◆ ABOUT THIS TASK
Verbatim output of the full listing is required.

________________

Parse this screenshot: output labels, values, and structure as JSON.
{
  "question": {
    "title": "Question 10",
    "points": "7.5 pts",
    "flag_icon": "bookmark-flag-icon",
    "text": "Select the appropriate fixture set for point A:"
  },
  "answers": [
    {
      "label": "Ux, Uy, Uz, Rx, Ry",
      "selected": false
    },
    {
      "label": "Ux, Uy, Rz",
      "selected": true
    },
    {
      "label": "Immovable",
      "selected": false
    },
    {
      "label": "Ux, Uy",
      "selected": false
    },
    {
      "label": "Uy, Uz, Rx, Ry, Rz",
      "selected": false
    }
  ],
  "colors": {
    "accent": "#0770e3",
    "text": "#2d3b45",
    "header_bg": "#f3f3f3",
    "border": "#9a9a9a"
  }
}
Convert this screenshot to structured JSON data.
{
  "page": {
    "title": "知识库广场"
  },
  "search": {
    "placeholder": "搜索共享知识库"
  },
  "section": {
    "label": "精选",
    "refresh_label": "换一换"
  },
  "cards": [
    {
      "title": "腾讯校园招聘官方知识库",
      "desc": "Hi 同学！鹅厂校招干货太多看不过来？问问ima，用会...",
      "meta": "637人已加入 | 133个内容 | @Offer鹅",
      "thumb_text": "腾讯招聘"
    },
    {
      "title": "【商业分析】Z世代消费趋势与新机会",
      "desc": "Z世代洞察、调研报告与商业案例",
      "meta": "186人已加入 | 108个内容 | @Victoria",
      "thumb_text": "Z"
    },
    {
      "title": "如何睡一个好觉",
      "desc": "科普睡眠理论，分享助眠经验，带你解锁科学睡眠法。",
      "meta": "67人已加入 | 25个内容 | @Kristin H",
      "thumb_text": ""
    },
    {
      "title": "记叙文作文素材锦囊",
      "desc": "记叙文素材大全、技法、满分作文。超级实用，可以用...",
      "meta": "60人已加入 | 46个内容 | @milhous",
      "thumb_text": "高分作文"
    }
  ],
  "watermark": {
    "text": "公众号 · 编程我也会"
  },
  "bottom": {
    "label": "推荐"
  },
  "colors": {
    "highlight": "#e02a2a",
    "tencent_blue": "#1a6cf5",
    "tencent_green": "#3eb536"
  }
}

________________

◆ WRITTEN RESPONSE
Parse this screenshot: output labels, values, and structure as JSON.
{
  "question": {
    "title": "Question 10",
    "points": "7.5 pts",
    "flag_icon": "bookmark-flag-icon",
    "text": "Select the appropriate fixture set for point A:"
  },
  "answers": [
    {
      "label": "Ux, Uy, Uz, Rx, Ry",
      "selected": false
    },
    {
      "label": "Ux, Uy, Rz",
      "selected": true
    },
    {
      "label": "Immovable",
      "selected": false
    },
    {
      "label": "Ux, Uy",
      "selected": false
    },
    {
      "label": "Uy, Uz, Rx, Ry, Rz",
      "selected": false
    }
  ],
  "colors": {
    "accent": "#0770e3",
    "text": "#2d3b45",
    "header_bg": "#f3f3f3",
    "border": "#9a9a9a"
  }
}
Convert this screenshot to structured JSON data.
{
  "page": {
    "title": "知识库广场"
  },
  "search": {
    "placeholder": "搜索共享知识库"
  },
  "section": {
    "label": "精选",
    "refresh_label": "换一换"
  },
  "cards": [
    {
      "title": "腾讯校园招聘官方知识库",
      "desc": "Hi 同学！鹅厂校招干货太多看不过来？问问ima，用会...",
      "meta": "637人已加入 | 133个内容 | @Offer鹅",
      "thumb_text": "腾讯招聘"
    },
    {
      "title": "【商业分析】Z世代消费趋势与新机会",
      "desc": "Z世代洞察、调研报告与商业案例",
      "meta": "186人已加入 | 108个内容 | @Victoria",
      "thumb_text": "Z"
    },
    {
      "title": "如何睡一个好觉",
      "desc": "科普睡眠理论，分享助眠经验，带你解锁科学睡眠法。",
      "meta": "67人已加入 | 25个内容 | @Kristin H",
      "thumb_text": ""
    },
    {
      "title": "记叙文作文素材锦囊",
      "desc": "记叙文素材大全、技法、满分作文。超级实用，可以用...",
      "meta": "60人已加入 | 46个内容 | @milhous",
      "thumb_text": "高分作文"
    }
  ],
  "watermark": {
    "text": "公众号 · 编程我也会"
  },
  "bottom": {
    "label": "推荐"
  },
  "colors": {
    "highlight": "#e02a2a",
    "tencent_blue": "#1a6cf5",
    "tencent_green": "#3eb536"
  }
}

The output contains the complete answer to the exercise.